In 1963 I was commissioned to make a mosaic for the Church of Madera. The mosaic was made following my project and supervision by the Favret Mosaic in Pietrasanta, Carrara, northern Italy, where I went from Majorca with some frequency to view the progress of the work and suggest changes. In 1965 I returned to California for the installation of the finished mosaic which was contracted to be done by a local firm.
During the transportation of the many boxes containing the mosaic from Italy to California on a cargo ship, the glue that holds the mosaic pieces to the thick paper forming the work was eaten up by worms, whereupon more than half of the mosaic’s little pieces got loose. We realized the disaster as soon as the boxes were opened in Madera and saw thousands upon thousands of pieces piled up and paper without mosaic on it. Considering that the main mosaic was going to cover a surface of 3600 square feet (400 sq. m.), the enormity of the problem was obvious. I was the only one at that point responsible for the work because the Favret Mosaic had been paid in full. Two years work of an experienced group of craftsmen had been almost totally destroyed. There was no other alternative than to undertake myself the making of what was missing, and it took me several months of painful work to finish it and complete the installation.

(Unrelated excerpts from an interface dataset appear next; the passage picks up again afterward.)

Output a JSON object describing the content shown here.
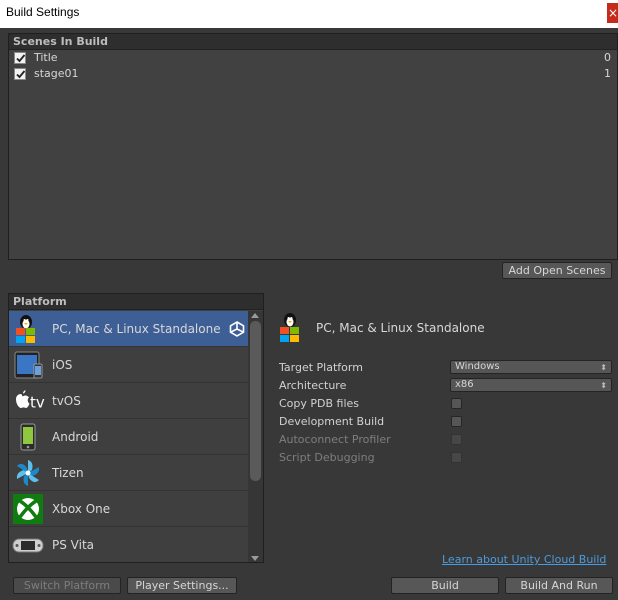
{
  "window": {
    "title": "Build Settings",
    "close_glyph": "×"
  },
  "scenes": {
    "header": "Scenes In Build",
    "items": [
      {
        "name": "Title",
        "index": "0",
        "checked": true
      },
      {
        "name": "stage01",
        "index": "1",
        "checked": true
      }
    ],
    "add_open_scenes_label": "Add Open Scenes"
  },
  "platform": {
    "header": "Platform",
    "items": [
      {
        "label": "PC, Mac & Linux Standalone",
        "icon": "pc-mac-linux-icon",
        "selected": true,
        "active": true
      },
      {
        "label": "iOS",
        "icon": "ios-icon"
      },
      {
        "label": "tvOS",
        "icon": "tvos-icon",
        "icon_text": "tv"
      },
      {
        "label": "Android",
        "icon": "android-icon"
      },
      {
        "label": "Tizen",
        "icon": "tizen-icon"
      },
      {
        "label": "Xbox One",
        "icon": "xbox-one-icon"
      },
      {
        "label": "PS Vita",
        "icon": "ps-vita-icon"
      }
    ]
  },
  "details": {
    "title": "PC, Mac & Linux Standalone",
    "target_platform": {
      "label": "Target Platform",
      "value": "Windows"
    },
    "architecture": {
      "label": "Architecture",
      "value": "x86"
    },
    "copy_pdb": {
      "label": "Copy PDB files"
    },
    "development_build": {
      "label": "Development Build"
    },
    "autoconnect_profiler": {
      "label": "Autoconnect Profiler",
      "disabled": true
    },
    "script_debugging": {
      "label": "Script Debugging",
      "disabled": true
    }
  },
  "footer": {
    "cloud_link": "Learn about Unity Cloud Build",
    "switch_platform_label": "Switch Platform",
    "player_settings_label": "Player Settings...",
    "build_label": "Build",
    "build_and_run_label": "Build And Run"
  },
  "colors": {
    "background": "#383838",
    "selected": "#3e5f96",
    "link": "#4c9bde"
  }
}
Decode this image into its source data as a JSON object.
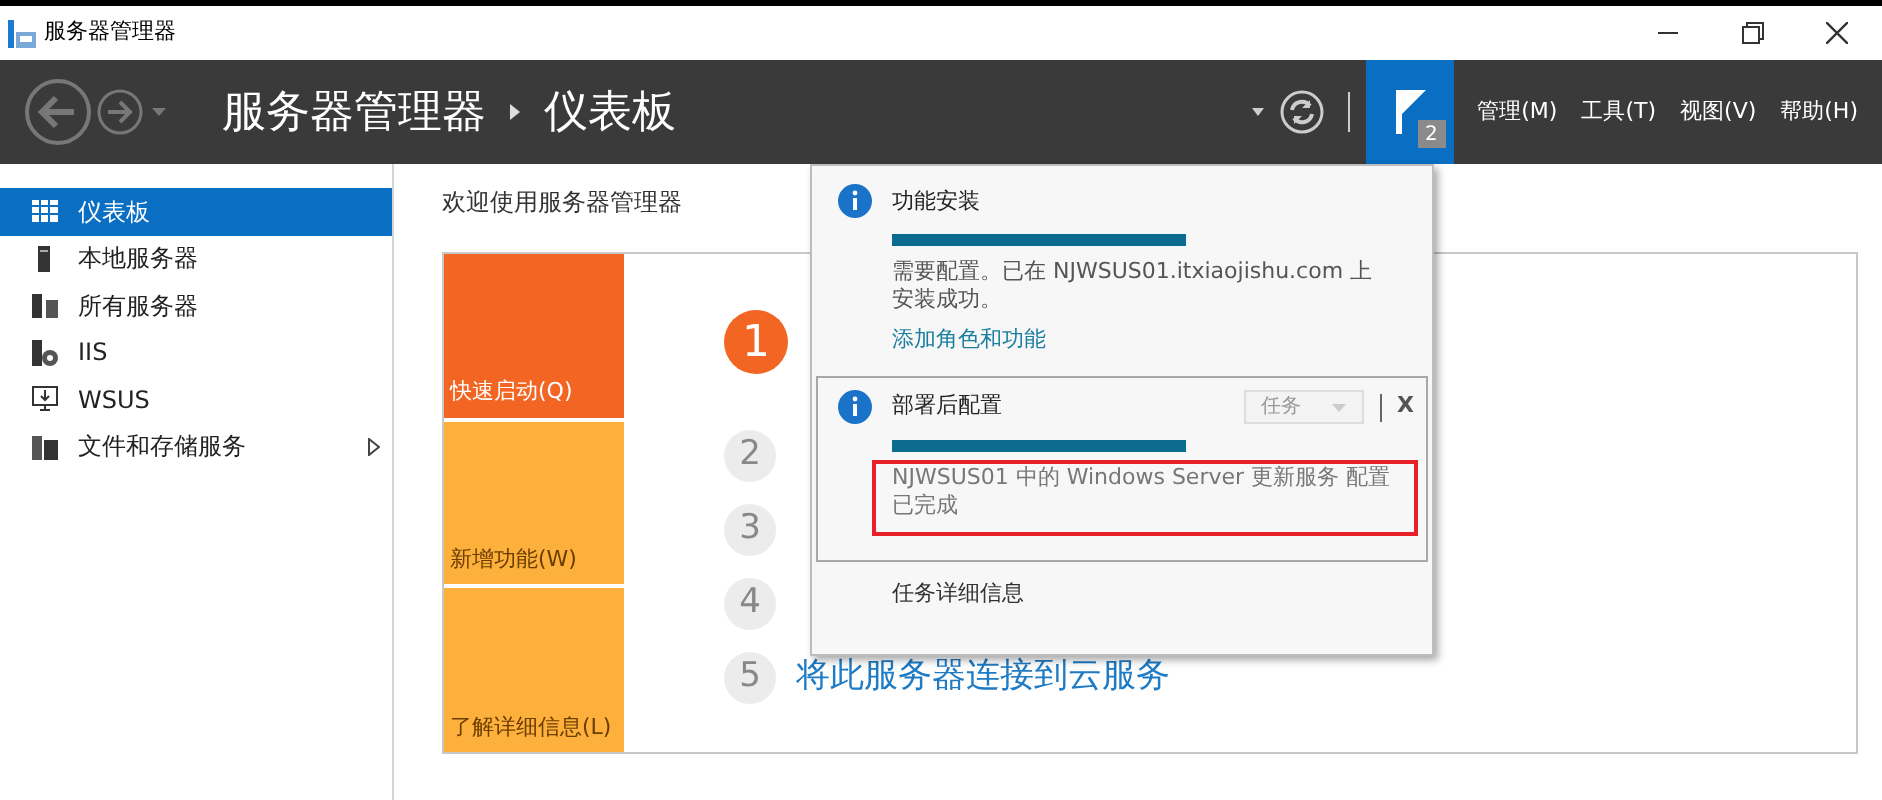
{
  "window": {
    "title": "服务器管理器"
  },
  "header": {
    "breadcrumb": [
      "服务器管理器",
      "仪表板"
    ],
    "notification_count": "2",
    "menus": [
      "管理(M)",
      "工具(T)",
      "视图(V)",
      "帮助(H)"
    ]
  },
  "sidebar": {
    "items": [
      {
        "label": "仪表板",
        "kind": "dashboard",
        "selected": true,
        "has_submenu": false
      },
      {
        "label": "本地服务器",
        "kind": "server",
        "selected": false,
        "has_submenu": false
      },
      {
        "label": "所有服务器",
        "kind": "servers",
        "selected": false,
        "has_submenu": false
      },
      {
        "label": "IIS",
        "kind": "iis",
        "selected": false,
        "has_submenu": false
      },
      {
        "label": "WSUS",
        "kind": "wsus",
        "selected": false,
        "has_submenu": false
      },
      {
        "label": "文件和存储服务",
        "kind": "files",
        "selected": false,
        "has_submenu": true
      }
    ]
  },
  "content": {
    "heading": "欢迎使用服务器管理器",
    "tiles": [
      {
        "label": "快速启动(Q)",
        "color": "#f26522"
      },
      {
        "label": "新增功能(W)",
        "color": "#fdb03c"
      },
      {
        "label": "了解详细信息(L)",
        "color": "#fdb03c"
      }
    ],
    "steps": [
      {
        "number": "1",
        "kind": "primary"
      },
      {
        "number": "2",
        "kind": "secondary"
      },
      {
        "number": "3",
        "kind": "secondary"
      },
      {
        "number": "4",
        "kind": "secondary"
      },
      {
        "number": "5",
        "label": "将此服务器连接到云服务",
        "kind": "secondary"
      }
    ]
  },
  "notifications": [
    {
      "title": "功能安装",
      "level": 1,
      "message": "需要配置。已在 NJWSUS01.itxiaojishu.com 上安装成功。",
      "link": "添加角色和功能",
      "selected": false,
      "highlighted": false
    },
    {
      "title": "部署后配置",
      "level": 1,
      "message": "NJWSUS01 中的 Windows Server 更新服务 配置已完成",
      "tasks_button": "任务",
      "close": "X",
      "selected": true,
      "highlighted": true
    }
  ],
  "task_details": "任务详细信息"
}
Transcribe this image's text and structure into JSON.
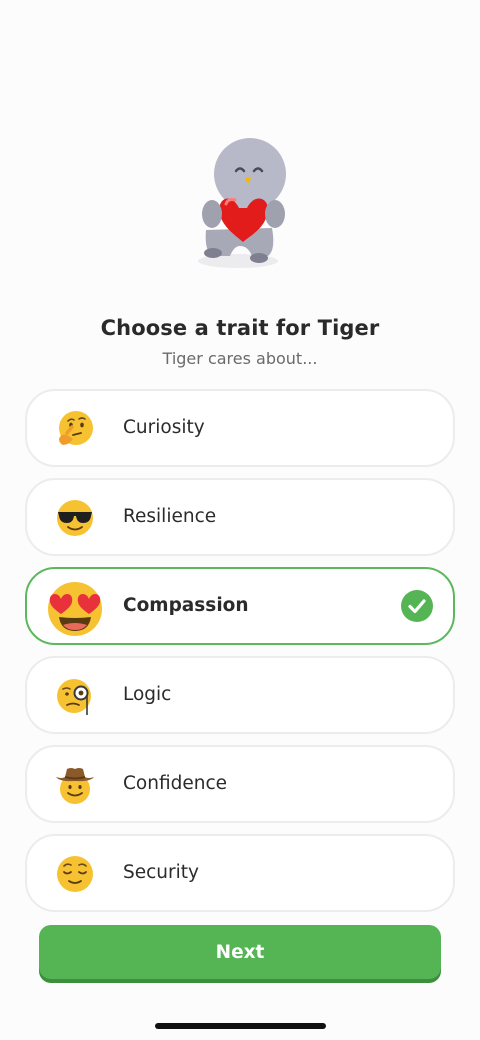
{
  "header": {
    "title": "Choose a trait for Tiger",
    "subtitle": "Tiger cares about..."
  },
  "mascot": {
    "icon": "bird-holding-heart-icon"
  },
  "options": [
    {
      "label": "Curiosity",
      "icon": "thinking-face-icon",
      "selected": false
    },
    {
      "label": "Resilience",
      "icon": "sunglasses-face-icon",
      "selected": false
    },
    {
      "label": "Compassion",
      "icon": "heart-eyes-face-icon",
      "selected": true
    },
    {
      "label": "Logic",
      "icon": "monocle-face-icon",
      "selected": false
    },
    {
      "label": "Confidence",
      "icon": "cowboy-face-icon",
      "selected": false
    },
    {
      "label": "Security",
      "icon": "relieved-face-icon",
      "selected": false
    }
  ],
  "footer": {
    "next_label": "Next"
  },
  "colors": {
    "accent": "#55b555",
    "selected_border": "#5cb85c",
    "card_border": "#ececee"
  }
}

This prolonged time of work meant that the scaffolds had to be there covering the full area. No functions, such as the Mass or weddings, could take place, with the consequent loss of income for the parish. At one point I was told that the payments still due to me would be stopped immediately. I have to say here that, while the mosaic was being executed in Pietrasanta, the priest the Very Reverend Mario Buttini, O.S.J. that had approved enthusiastically the projects for the mosaic, had been replaced by a new rector and a new administrative committee, and they wanted something more traditional on the church.
I did my best to finish the mosaic following my projects but to do it properly I’d have had to spend a few more months, which was out of the question. The quality of the completed work was not to my satisfaction. I wanted to remake several areas but I was told that the scaffolding was to be dismantled right then and I, furthermore, was not going to be paid. What to do? I decided that the solution regarding the payments would be to take off the head section of the Christ’s figure and keep it until full payment had been received, and so I did. They paid promptly, the head was installed again and the scaffolding taken down.
The solution did not improve the mosaic and I’ve been unhappy since then. I have no photographs, which I regret, of the entire apse; only one in colour from a detail of the left wall and some black and white photos taken from the project.